You can also see on which day the holiday falls and how many days it is until this holiday.
|Date||Holiday||Day||Week number||Days to go|
|April 1, 2020||April Fool's Day 2020||Wednesday||14||68|
|April 1, 2021||April Fool's Day 2021||Thursday||13||433|
|April 1, 2022||April Fool's Day 2022||Friday||13||798|
|April 1, 2023||April Fool's Day 2023||Saturday||13||1163|
|April 1, 2024||April Fool's Day 2024||Monday||14||1529|
|April 1, 2025||April Fool's Day 2025||Tuesday||14||1894|
|April 1, 2026||April Fool's Day 2026||Wednesday||14||2259|
|April 1, 2027||April Fool's Day 2027||Thursday||13||2624|
|April 1, 2028||April Fool's Day 2028||Saturday||13||2990|
|April 1, 2029||April Fool's Day 2029||Sunday||14||3355|
|April 1, 2030||April Fool's Day 2030||Monday||14||3720|
Significance of April Fool's Day 2020April Fool's Day 2020 - also known as All Fools' Day- although not a federal holiday, it is a holiday observed on April 1, annually. It is a day which celebrates the custom of playing practical jokes on friends, or sending them on fools' errands. Sometimes, elaborate practical jokes played on friends or relatives might last the entire day and even the news media and major companies sometimes get involved. Whatever the prank, the trickster usually ends it by yelling to his victim, "April Fool!"
History of April Fool's DayThe history of April Fool's Day 2020 is not clear. There is no first "April Fool's Day" that can be pinpointed on the calendar. Though, many believe that the history of the day dates back to sixteenth-century France, when the start of the New Year was observed on April 1.

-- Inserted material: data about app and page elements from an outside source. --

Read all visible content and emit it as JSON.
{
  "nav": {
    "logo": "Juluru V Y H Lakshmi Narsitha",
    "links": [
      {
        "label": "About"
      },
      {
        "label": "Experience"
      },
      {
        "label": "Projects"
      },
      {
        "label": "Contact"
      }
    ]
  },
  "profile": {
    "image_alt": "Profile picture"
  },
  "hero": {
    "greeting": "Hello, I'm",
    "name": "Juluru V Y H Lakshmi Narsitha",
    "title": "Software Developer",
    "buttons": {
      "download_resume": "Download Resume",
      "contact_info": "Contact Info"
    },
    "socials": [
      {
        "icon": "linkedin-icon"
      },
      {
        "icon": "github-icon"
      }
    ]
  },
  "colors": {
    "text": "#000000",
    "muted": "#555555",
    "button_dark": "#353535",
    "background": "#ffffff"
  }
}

In 1562, Pope Gregory introduced a new calendar for the Christian world, and the New Year fell on January 1. There were some people, however, who hadn't heard or didn't believe the change in the date, so they continued to celebrate New Year's Day on April 1.

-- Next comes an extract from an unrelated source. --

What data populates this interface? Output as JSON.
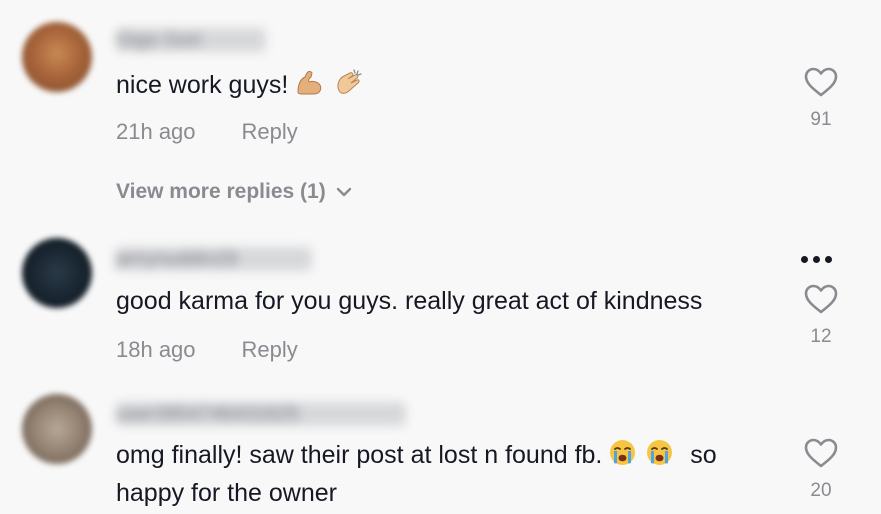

Others played tricks on them and called them “April fools.” They sent them on a “fool's errand” or tried to make them believe that something false was true. This custom continued to be observed in Western Europe and continued to spread to the United States and the rest of the world.